“How beautiful to look upon everyone you meet as part of your family and being as dear to you as a brother, a sister, or a parent.”
Mr. Arnett describes some of the rest stops the bus made, each time enjoying the experience—glass of hot milk and sugar, cooked in an outdoor cauldron and skillfully poured, tasted like a milkshake—and describing what he sees. At one stop, harmless flying foxes hang upside down on low, accessible branches. At another, on the highest peak in Rajasthan, a temple sat.
It is at the base of this peak that Mr. Arnett lost his wallet. A young boy quickly sees it and immediately returns it. Mr. Arnett tries several times to give the boy a reward. Thinking that maybe a language barrier was blocking communication, he asks an English speaking Indian to intervene. Mr. Arnett learns the young boy does not understand why he should get a reward for returning something that belonged to someone else, saying returning the wallet was the right thing to do.
“The right thing to do.” There were no heroics, no possibility of harm to the boy, and his actions cost him nothing. He returned the wallet because it was the right thing to do, the moral thing to do, and simply put, the wallet belonged to Mr. Arnett. That is powerful and a message that many of us need to understand, especially since we really do live in a small world.
The author does not say all Indians behave like this young man. He says this is an important value Indian people try to live by. It is understandable why he wanted to write his first children’s book about this experience. Previously, Mr. Arnett wrote India Unveiled, a compendium of everything India, including cultural, social, and religious, and including a multitude of pictures. Finders Keepers is from India Unveiled, re-written for children. My understanding is this is the first in a series about India for children. ¿Es mio? is the Spanish language version of Finders Keepers.

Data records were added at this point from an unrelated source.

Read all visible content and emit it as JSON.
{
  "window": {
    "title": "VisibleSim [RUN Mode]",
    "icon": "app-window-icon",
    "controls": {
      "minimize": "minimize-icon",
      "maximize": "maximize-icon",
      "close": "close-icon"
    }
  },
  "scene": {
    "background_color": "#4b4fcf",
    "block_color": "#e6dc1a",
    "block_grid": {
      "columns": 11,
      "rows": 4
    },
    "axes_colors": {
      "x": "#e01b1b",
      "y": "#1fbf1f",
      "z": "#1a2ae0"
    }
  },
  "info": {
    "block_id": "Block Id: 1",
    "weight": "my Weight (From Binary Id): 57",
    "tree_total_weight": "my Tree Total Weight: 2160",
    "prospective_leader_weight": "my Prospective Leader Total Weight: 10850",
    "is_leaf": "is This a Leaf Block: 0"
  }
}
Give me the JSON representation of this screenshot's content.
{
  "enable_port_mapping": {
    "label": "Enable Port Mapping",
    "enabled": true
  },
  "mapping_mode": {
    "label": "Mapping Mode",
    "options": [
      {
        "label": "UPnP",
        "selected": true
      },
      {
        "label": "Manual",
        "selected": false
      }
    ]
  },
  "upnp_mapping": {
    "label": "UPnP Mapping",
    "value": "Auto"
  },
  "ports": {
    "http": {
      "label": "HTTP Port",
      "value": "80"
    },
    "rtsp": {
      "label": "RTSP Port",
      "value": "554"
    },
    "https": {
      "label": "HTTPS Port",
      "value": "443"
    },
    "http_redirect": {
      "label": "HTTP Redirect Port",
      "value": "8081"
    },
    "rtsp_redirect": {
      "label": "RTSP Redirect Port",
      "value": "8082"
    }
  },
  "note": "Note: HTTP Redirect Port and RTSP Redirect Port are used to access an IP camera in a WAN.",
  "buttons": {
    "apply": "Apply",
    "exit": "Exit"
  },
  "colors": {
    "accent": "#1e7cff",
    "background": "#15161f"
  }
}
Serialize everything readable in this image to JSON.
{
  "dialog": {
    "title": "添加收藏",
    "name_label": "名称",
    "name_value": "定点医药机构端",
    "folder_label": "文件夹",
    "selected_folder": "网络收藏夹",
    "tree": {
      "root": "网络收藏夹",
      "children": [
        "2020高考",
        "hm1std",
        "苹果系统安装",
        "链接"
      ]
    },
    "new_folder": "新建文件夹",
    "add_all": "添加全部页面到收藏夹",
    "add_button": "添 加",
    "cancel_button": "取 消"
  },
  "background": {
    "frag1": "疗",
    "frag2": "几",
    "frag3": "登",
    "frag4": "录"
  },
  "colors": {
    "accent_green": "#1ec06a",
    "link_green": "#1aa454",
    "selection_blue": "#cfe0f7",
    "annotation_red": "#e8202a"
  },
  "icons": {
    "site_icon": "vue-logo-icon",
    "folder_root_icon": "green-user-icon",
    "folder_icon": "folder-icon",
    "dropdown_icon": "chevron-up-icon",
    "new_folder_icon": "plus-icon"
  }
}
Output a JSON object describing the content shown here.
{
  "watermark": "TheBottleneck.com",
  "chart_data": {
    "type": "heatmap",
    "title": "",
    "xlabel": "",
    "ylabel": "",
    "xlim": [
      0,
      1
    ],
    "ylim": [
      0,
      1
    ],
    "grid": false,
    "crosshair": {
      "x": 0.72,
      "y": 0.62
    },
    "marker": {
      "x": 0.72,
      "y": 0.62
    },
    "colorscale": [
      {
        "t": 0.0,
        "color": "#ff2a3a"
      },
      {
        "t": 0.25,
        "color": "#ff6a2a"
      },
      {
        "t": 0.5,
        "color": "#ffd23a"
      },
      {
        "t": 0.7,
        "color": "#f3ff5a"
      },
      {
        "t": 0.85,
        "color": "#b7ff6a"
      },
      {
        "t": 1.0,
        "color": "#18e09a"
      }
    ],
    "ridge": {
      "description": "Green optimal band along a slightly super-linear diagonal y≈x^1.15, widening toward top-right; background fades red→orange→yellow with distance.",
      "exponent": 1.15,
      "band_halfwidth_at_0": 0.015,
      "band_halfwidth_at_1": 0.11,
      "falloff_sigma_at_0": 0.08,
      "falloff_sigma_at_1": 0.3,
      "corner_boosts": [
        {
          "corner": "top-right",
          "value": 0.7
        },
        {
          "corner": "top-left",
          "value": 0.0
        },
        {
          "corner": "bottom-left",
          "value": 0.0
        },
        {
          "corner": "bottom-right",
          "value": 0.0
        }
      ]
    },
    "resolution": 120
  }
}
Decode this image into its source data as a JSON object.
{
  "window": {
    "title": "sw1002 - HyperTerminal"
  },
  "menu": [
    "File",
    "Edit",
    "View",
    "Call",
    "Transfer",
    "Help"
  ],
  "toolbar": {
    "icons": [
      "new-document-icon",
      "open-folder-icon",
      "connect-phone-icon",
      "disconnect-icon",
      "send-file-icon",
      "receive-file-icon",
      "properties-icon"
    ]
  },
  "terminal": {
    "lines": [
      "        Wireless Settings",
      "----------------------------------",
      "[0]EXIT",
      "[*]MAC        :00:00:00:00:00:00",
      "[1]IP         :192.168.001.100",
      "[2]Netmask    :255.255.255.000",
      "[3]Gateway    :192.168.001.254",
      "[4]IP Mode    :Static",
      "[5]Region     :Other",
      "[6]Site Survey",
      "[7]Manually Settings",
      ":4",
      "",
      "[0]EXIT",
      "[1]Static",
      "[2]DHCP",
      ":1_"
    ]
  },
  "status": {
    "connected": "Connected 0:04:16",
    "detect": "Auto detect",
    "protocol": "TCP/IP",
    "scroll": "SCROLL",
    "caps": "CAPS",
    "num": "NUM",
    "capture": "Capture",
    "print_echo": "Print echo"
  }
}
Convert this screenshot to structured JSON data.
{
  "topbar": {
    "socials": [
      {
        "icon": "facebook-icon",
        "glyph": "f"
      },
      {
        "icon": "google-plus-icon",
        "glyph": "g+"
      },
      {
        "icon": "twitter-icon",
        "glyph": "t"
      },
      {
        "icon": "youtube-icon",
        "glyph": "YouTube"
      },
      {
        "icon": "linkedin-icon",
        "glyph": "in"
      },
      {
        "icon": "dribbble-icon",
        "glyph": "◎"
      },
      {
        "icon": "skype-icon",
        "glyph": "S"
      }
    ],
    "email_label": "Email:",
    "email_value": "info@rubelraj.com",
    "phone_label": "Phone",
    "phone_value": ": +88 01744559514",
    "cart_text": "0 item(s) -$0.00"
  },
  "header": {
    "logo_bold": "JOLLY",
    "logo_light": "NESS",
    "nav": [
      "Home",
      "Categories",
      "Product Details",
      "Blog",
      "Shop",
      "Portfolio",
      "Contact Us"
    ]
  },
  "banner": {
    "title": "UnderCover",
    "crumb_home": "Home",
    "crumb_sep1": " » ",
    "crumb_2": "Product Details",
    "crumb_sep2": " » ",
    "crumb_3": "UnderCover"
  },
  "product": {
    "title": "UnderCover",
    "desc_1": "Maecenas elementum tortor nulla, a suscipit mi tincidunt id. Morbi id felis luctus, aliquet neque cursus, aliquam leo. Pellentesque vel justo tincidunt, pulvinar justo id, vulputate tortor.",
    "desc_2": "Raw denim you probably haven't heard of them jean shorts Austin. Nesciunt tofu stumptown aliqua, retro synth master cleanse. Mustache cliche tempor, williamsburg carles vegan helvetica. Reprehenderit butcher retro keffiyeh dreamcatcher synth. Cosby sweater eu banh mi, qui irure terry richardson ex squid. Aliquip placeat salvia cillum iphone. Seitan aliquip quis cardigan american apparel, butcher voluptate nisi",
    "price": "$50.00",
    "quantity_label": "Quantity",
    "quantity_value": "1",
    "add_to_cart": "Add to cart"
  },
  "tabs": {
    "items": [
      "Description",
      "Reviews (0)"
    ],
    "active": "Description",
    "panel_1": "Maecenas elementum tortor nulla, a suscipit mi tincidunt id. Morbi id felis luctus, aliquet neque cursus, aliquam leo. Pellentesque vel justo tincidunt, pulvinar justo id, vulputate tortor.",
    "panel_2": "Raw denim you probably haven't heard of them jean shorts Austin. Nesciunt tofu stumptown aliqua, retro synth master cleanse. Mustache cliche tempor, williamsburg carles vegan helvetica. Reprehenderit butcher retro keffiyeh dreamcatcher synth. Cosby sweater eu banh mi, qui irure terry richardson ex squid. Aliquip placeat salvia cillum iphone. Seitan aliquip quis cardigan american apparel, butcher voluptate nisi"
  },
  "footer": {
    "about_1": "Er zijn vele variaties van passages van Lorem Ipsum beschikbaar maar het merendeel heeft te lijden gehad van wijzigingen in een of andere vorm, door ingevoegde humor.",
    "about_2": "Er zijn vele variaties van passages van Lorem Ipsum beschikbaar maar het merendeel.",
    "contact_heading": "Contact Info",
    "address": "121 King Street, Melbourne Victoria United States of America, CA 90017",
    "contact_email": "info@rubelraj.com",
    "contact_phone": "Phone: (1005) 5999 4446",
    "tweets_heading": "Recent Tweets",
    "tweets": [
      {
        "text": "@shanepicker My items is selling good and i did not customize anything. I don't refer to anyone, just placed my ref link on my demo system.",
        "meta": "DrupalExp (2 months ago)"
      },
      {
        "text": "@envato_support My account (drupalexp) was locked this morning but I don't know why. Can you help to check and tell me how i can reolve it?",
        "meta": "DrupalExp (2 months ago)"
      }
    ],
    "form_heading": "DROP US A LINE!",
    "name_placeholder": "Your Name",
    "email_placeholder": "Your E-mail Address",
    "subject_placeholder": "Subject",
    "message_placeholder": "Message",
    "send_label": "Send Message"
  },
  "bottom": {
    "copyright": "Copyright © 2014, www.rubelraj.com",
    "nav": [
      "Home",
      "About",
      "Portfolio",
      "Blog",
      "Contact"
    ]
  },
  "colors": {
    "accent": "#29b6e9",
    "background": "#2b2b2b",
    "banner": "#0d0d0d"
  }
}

The illustrations are bright, lively, and beautifully detailed Indian motifs. The center spread is a gorgeous illustration of the world with several cultures represented. I would love to have this in a frame. It speaks volumes about tolerance and the new global interactions that are becoming everyday personal experiences in the workplace and in our personal lives.
At the back of the book parents and children—and teachers—will find definitions and pronunciations of select words, questions children can ask of themselves or be used in the classroom, interesting facts about India, and directions for making your own toran.
Cover to cover Finders Keepers richly depicts India artistically and in prose. Between author Arnett and illustrator Smita Turakhia, Finders Keepers teaches multicultural understanding, tolerance, and respect, while highlighting the Indian way of life. One Indian principle that of great important states we should do what is right, regardless of the situation. That term is dharma (DHUR-muh), “Do what you ought to do, not what you want to do.”
Winner of Mom’s Choice Award – Best Educational Picture Book
Winner of IPPY Ten Outstanding Books of the Year
Winner of IPPY Most Inspirational to Youth Book
Winner of Benjamin Franklin Silver Award Â— Multicultural
Winner of The National Parenting Center Seal of Approval
by Robert Arnett website FB illustrated by Smita Turakhia info page Atman Press website Released on January 20, 2013 ISBN: 978-096529-008-1 32 Pages Ages: 8 to12
Copyright © 2013 by Atman Press, used with permission. Revised Text: copyright © 2013 by Robert Arnett Illustrations: copyright © by Smita Turakhia
*Namaste (NUM-ah-stay), the greeting used by many Indians to say both “hello and “goodbye.”